Pregnancy Diet: Eating (Well) for Two
Good nutrition is most important during pregnancy
Eating right during your pregnancy prepares you for the rigors of labor, delivery, and, ultimately, motherhood, while also helping your baby develop during nine months of enormous change. "Even with all the diagnostic tests and fancy equipment now available, good nutrition is still the most important factor in giving your baby a healthy start in life," says Bridget Swinney, M.S., R.D., author of Eating Expectantly: A Practical and Tasty Guide to Prenatal Nutrition.
You're ahead of the game if you started eating well from the beginning of your pregnancy, but don't worry if you didn't mainline vegetables right after conception. What's important is that you focus on creating healthy eating habits as soon as you can.
Food for Tot
Experts advise that you see a nutritionist during your pregnancy if you are significantly over- or underweight, a teenager, pregnant with multiples, or nursing while pregnant, because you may have special nutritional needs that can best be met by following a custom diet. "Strict vegetarians should also consult with a dietitian," says Brenda Danner, R.D., C.D., outpatient dietitian at St. Francis Hospital and Health Center in Indianapolis, IN. "Those who don't eat eggs or milk may lack vitamin B12 -- which is found only in animal products -- as well as iron, calcium, and other nutrients."
For the majority of women, however, professional advice isn't necessary -- you just need to rethink your usual eating habits. Start by changing your definition of a meal. "If you're used to a glass of juice as a morning meal," says Glade B. Curtis, M.D., a board certified ob-gyn who practices in Salt Lake City, UT, and author of Your Pregnancy Week by Week, "make an effort to eat a real breakfast every day." According to Dr. Curtis, a balanced diet of four or five small meals throughout the day is the best way to nourish your baby and maintain a high level of energy. (It will also help counter morning sickness; see next page.) It might sound like a lot of food, but you need the extra calories: The American College of Obstetricians and Gynecologists recommends pregnant women take in an additional 300 calories each day.
But that doesn't mean chowing down on every high-calorie, high-fat treat in sight. To get the best results, go easy on fats, oils, and sweets, and stick to lean, low-fat, nutrition-packed foods. If you're unsure of just what to eat every day, here's a guideline:
- 9 slices of bread or 9 ounces of grains (a major source of thiamin, iron, niacin, and zinc)
- 4 cups of raw or 2 cups of cooked vegetables (provides vitamins A and C, folic acid)

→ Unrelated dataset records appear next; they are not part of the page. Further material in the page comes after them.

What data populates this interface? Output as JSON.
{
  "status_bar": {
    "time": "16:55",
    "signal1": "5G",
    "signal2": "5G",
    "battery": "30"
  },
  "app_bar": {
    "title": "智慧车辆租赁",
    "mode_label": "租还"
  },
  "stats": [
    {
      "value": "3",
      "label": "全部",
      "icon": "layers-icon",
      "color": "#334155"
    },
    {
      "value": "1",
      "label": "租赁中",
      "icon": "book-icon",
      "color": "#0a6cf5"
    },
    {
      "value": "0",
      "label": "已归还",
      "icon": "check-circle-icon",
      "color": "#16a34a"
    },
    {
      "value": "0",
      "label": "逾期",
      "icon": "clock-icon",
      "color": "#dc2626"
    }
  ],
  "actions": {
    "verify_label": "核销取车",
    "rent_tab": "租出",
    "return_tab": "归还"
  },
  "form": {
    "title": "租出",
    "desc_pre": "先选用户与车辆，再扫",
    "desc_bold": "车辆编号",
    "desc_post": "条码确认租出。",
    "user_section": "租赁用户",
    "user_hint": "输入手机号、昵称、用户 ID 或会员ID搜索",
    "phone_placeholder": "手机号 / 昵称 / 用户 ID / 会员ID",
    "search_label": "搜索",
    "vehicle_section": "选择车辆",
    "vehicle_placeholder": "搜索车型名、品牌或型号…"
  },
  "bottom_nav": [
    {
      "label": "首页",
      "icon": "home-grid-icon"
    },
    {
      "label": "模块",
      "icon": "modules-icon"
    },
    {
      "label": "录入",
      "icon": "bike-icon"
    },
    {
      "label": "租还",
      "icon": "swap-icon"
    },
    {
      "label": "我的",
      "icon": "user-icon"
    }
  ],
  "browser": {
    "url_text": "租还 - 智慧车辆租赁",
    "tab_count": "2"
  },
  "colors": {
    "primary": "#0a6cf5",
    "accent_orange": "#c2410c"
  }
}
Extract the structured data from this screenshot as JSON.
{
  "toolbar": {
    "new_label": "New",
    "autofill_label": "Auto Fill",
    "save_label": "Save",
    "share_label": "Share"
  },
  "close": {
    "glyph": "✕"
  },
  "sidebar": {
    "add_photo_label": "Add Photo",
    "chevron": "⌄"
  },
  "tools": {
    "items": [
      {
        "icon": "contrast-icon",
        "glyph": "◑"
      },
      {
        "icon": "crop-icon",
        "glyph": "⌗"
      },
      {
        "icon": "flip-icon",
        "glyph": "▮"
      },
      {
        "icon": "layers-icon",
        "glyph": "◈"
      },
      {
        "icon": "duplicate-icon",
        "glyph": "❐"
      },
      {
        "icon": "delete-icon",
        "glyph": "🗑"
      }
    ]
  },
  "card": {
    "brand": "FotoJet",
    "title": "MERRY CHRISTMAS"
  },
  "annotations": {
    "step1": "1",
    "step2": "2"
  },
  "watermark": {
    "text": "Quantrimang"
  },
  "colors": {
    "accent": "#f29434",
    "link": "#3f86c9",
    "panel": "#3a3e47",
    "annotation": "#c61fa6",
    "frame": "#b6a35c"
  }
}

- 3 medium pieces of fruit (provides vitamins A and C, folic acid)
- 3 to 4 8-ounce cups of milk or other dairy products (for protein, calcium, riboflavin, B12 and D)
- 2 3-ounce servings of lean meat (for protein, iron, thiamin, B6 and B12, folic acid, and zinc).
Read ahead for pregnancy weight concerns